Tolling the highway between Fredericton and Moncton was a great idea in the late 1990s and it’s still a great way to raise revenue for the cash-strapped province, says former Liberal Transportation minister Sheldon Lee.

“They need the money,” he said Friday. “They could pick up about $25 million a year.”

Lee was Transportation minister from 1987-99 in New Brunswick and signed the deal with Maritime Road Development Corp. to build and operate the four-lane toll highway between Fredericton and Moncton.

Those tolls were scrapped by the former Lord government in 1999.

This week, the provincial government announced its annual deficit will be $545.7 million, or nearly $100 million higher than expected. Finance Minister Blaine Higgs said he isn’t ruling out raising taxes to fight the deficit.

Lee said the province is paying a “shadow toll” to MRDC for every car and truck that travels on the Fredericton to Moncton highway, which means out-of-province traffic is riding for free.

“If anybody is using good, common sense, they know very well that we’re building and paying for a highway for the rest of the country to use,” he said.

“We have to pay when we leave our province and go into the United States, and we pay plenty.”

Lee said traffic from outside the province made up about 34 per cent of the cars and trucks on the highway between Fredericton and Moncton in the late 1990s and it would be about 40 per cent today.

The cost to collect the tolls in the late 1990s would have been about $3.5 million a year by operating four toll booths, he said.

Lee said he thinks public opinion has changed in the last 10 years and the travelling public would be more willing to accept tolls.
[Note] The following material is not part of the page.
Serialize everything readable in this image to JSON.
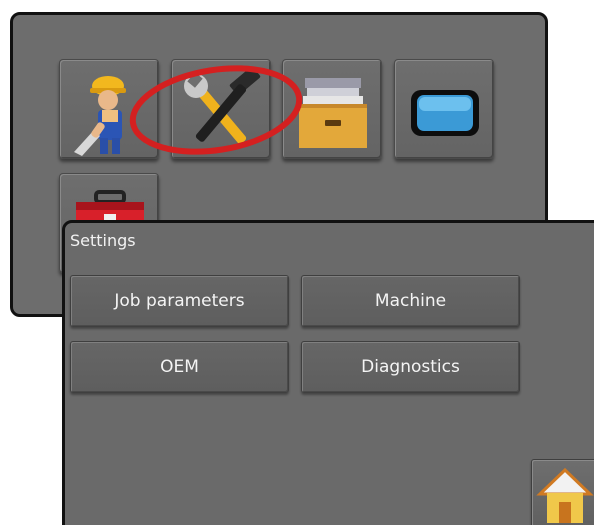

“It’s well worth it, especially in the winter time,” he said.

“Four lane highways are 75 per cent safer (than two-lane highways).”

Lee said some people probably don’t know the province pays millions of dollars in shadow tolls every year to the company that built the highway. The amount is based on the traffic count from four counters on that highway.

But Charles Cirtwill, president and CEO of the Atlantic Institute for Market Studies, said putting the tolls back on the Fredericton to Moncton highway is a bad idea.

“They were a good idea when you put them in place because you couldn’t afford to build the highway yourself,” he said.

“They were a bad idea to take them off and it is going to cost you even more money to change your mind one more time.

“At this point, you are better off to stay where you are and think about other things like, oh, I don’t know, an HST increase.”

The Tories promised during the election campaign not to raise the HST.

Cirtwill said the HST is the least economically harmful tax and the Tories should never have promised not to raise the HST unless it was willing to cut spending by five to 10 per cent, which they haven’t done.

“Frankly, it’s not going to help you enough on the revenue side to justify the effort, the grief, the political capital and the various and sundry other things,” Cirtwill said about the highway toll.

“It is one of those things where you are already trapped by your own bad decision in the past.”

Jean-Marc Picard, executive director of the Atlantic Province’s Trucking Association, also argued against putting tolls on the highway to fight the deficit.

“I don’t understand why they can’t … control their costs,” he said.

“They made all these changes in the last budget and they’re still blowing their budget and running into a deeper deficit.”

The tolls planned by the Liberals in the late 1990s would have charged each transport truck about $27.

“If they put tolls on the highway, it is just going to cripple the trucking industry,” said Picard.

“They raised the diesel tax last year, which didn’t help us.”

He said the trucking industry contributes hundreds of millions of dollars to the economy, a lot of jobs and a lot of tax revenue.

“I just don’t think it would make that much of a dent in the deficit,” he said.